The safety signs sold by National Marker Company may seem simple at first glance, but the process behind their production is what sets them apart from the competition. The same can be said for the staff at NMC. On the outside of its North Smithfield, Rhode Island, facility, it seems like just another company. It's what's behind the walls that sets NMC apart from the rest.
People and culture are the top priority. Employees aren't just expected to do their job, but to learn something new every day – and even teach Michael Black, president of NMC, a thing or two. This is because it isn't the success or the notoriety, but the people of NMC that mean everything to Black.
"My favorite [part about my job] is, hands down, watching people grow," Black said.
Who is Michael Black?
Black initially didn't want to go into the safety sign business. Believe it or not, his first true love was cooking. He was accepted to the Culinary Institute of America in Hyde Park, New York, out of high school, and was intent on going there – until he sat down with the head chef to discuss his plans of opening a restaurant.
He was told if he wanted to open his own restaurant, the trade-off would be never spending a night, a weekend or a holiday with his family. He quickly decided to forego his decision to become a chef, and it was clear from that point on that the people in his life, whether they be in the present or future, would be most important to him.
Instead of culinary school, Michael attended a community college in Maryland, then Drexel University in Philadelphia, where during his first co-op, he was offered a full-time job with an industrial distribution company. He accepted it, and finished his undergrad at the University of Baltimore at a later time.
Black became a fresh face to the company in 1998 when he joined as the national sales manager. He would quickly find his footing, rising to vice president in 1999 and president a year later at the turn of the century.
Black bought the company in 2012 after it was slated to sold and subsequently closed. He was offered a $1 million buyout for his small piece of the company, but refused after his wife Michelle helped him realize he wouldn't be happy if he made that decision because the people he had worked so closely with for all of these years would be out of a job. Having no experience owning a company beforehand, Black's purchase would go on to change the direction of NMC's future.
Life at NMC

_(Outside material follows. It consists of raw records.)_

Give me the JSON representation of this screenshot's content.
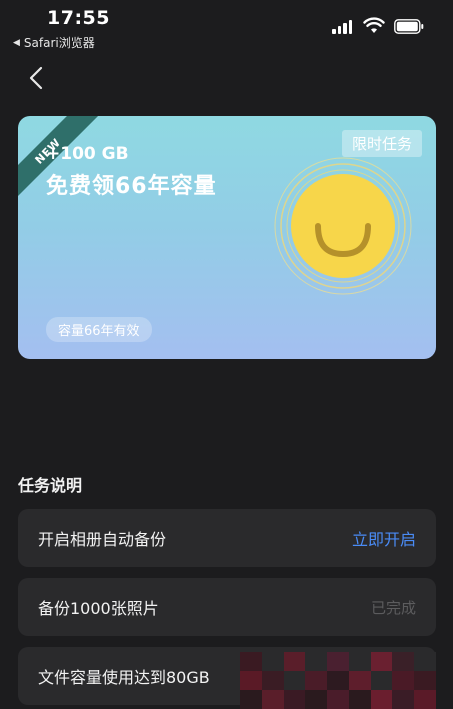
{
  "status_bar": {
    "time": "17:55",
    "back_app": "Safari浏览器"
  },
  "card": {
    "ribbon": "NEW",
    "amount": "+100 GB",
    "title": "免费领66年容量",
    "limited_badge": "限时任务",
    "validity": "容量66年有效"
  },
  "tasks": {
    "section_title": "任务说明",
    "items": [
      {
        "label": "开启相册自动备份",
        "action": "立即开启"
      },
      {
        "label": "备份1000张照片",
        "status": "已完成"
      },
      {
        "label": "文件容量使用达到80GB"
      }
    ]
  },
  "colors": {
    "background": "#1c1c1e",
    "row_background": "#2a2a2c",
    "accent_blue": "#4a8cf7",
    "sun_yellow": "#f7d64a"
  }
}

Black's day-to-day schedule is hectic, but manageable. Meetings with his direct reports, as well as step meetings with different employees to ensure their voice is heard, compose most of his schedule. After talking with clients as well, Black devotes some time out of his schedule, usually two or three days a week, to walking the floor.
This is an exercise that harks back on what he believes an employee's purpose at a company is – not just to come in and do the regular 9-to-5 job, but to learn something along the way. He takes this time to learn something himself.
"I just sit there and I say 'Teach me something'," Black said. Most people are intimidated the first time around.
"They look at you like, 'Well you know everything that's going on,' but that's the point – I don't know everything that's going on."
Some employees struggle in that moment of surprise, so Black sits there until they are comfortable and figure out something to say. Why does he take time out of his day to do this? For three reasons that remain very important to his philosophy.
"I wanted people to feel comfortable with me, and I think teaching is the best thing that you can do in life," Black said. "The third thing is that I want people to see the humility of myself and for people to recognize that I don't know everything."
The culture Black created at NMC began with his initial decision to purchase the company and has only grown stronger as years have passed. The people that are behind the product remain the reason for its success and have forged some of his greatest memories.
He takes his role as president seriously, in that he enjoys watching somebody join with a very small skill set and grow it over time while working for the company. He believes this is a responsibility every president, owner and CEO has.
"The fact is that we want to grow people, people that have the desire or heart to be better tomorrow than they are today."